To top it off, Saina Nehwal’s omission, due to a stomach complaint, robbed the tourney of some of its nationalistic flavour.

A stomach problem has ruled Saina Nehwal out of the tournament.

But the field isn’t completely barren, World No. 4 and top seed Viktor Axelsen, beaten finalist at All England, being the men’s section’s star attraction.

India’s leading men’s players, Kidambi Srikanth, Sameer Verma and B. Sai Praneeth, would all fancy their chances in an apparently diminished competition. So would World No. 6 and top seed P.V. Sindhu, who has endured an indifferent start in 2019 following her triumph at the year-ending BWF Super Series Finals in Dubai last year.

By their own admissions, she and Srikanth have struggled to perform consistently and are striving for it more than improving technically or physically. Injuries haven’t helped Srikanth’s cause either. “Had too many injuries in 2017 and 2018,” Srikanth said.

Kidambi Srikanth would be hoping to bounce back from recent disappointments.

A win here along with favourable results in Malaysia and Singapore, in tournaments succeeding India Open, would boost their confidence before the beginning of Tokyo Olympic’s qualifiers.

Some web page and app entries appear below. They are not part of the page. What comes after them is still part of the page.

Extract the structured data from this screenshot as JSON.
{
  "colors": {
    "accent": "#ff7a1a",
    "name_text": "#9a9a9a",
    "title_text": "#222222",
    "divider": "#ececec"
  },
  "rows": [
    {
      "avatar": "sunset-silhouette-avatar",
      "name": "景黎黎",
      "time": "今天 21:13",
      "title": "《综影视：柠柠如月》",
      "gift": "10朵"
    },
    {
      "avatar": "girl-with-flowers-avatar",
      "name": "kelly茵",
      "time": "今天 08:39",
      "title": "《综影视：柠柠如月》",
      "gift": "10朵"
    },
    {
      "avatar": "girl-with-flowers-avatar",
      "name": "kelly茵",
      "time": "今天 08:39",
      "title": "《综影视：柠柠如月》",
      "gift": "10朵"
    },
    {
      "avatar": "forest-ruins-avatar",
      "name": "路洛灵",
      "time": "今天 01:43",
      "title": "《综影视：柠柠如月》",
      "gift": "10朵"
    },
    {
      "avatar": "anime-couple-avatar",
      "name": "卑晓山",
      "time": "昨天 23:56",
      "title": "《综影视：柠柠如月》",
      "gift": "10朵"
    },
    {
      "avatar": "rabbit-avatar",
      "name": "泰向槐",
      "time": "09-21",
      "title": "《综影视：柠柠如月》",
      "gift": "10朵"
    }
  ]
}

“I didnt start the year well. After going out in the first round at All England, I have prepared well for this tournament. I am focussed on reducing small technical errors that have let me down in big matches,” Sindhu said on Monday.

“I am working on being consistent. Losing at the quarter-final stage in recent competitions have been frustrating,” World No.7 Srikanth added, who has gone 17 months without a title now.

Denmark’s Viktor Axelsen is one of the top names in the men’s section.

Sindhu faces compatriot Mugdha Agrey in the first round. Vrushali Gummadi and Sai Uttejitha Rao Chukka are the other Indians in women’s singles. Srikanth is up against Hong Kong’s Wong Wing Ki Vincent. Sameer Verma begins against Denmark’s Rasmus Gemke. H.S. Prannoy, Subhankar Dey, Ajay Jayaram and Parupalli Kashyap are on the other half of the draw.

Exalted expectations might be a hindrance for the big-named Indian players, particularly infront of a bigger home crowd at a new venue, but Sindhu insisted it was a “good sign” and one has to take it “positively”.

“Playing at a new venue (Indira Gandhi Indoor Stadium instead of the Siri Fort Complex) will hit the players. They will get a different feel and vibe, But they have to adjust to it,” Sindhu pointed out.

“Indians won’t get any on-court advantage at the new venue,” conceded Srikanth, who revealed that it was the first time he practiced at IGI’s indoor courts on Monday.

With the 2020 Olympics not too far away, all 292 shuttlers participating would be keen to build up momentum in their push to confirm qualification for the quadrennial marquee event.

With the inevitable gradual fading of men’s badminton’s dominating duo Lin Dan and Lee Chong Wei, Denmark’s Axelsen, Japan’s Kento Momota, Srikanth and China’s Chen Long and Shi Yuqi all are in the race to become the next undisputed leader.

At a new venue, the India Open might just throw up a new name in the mix.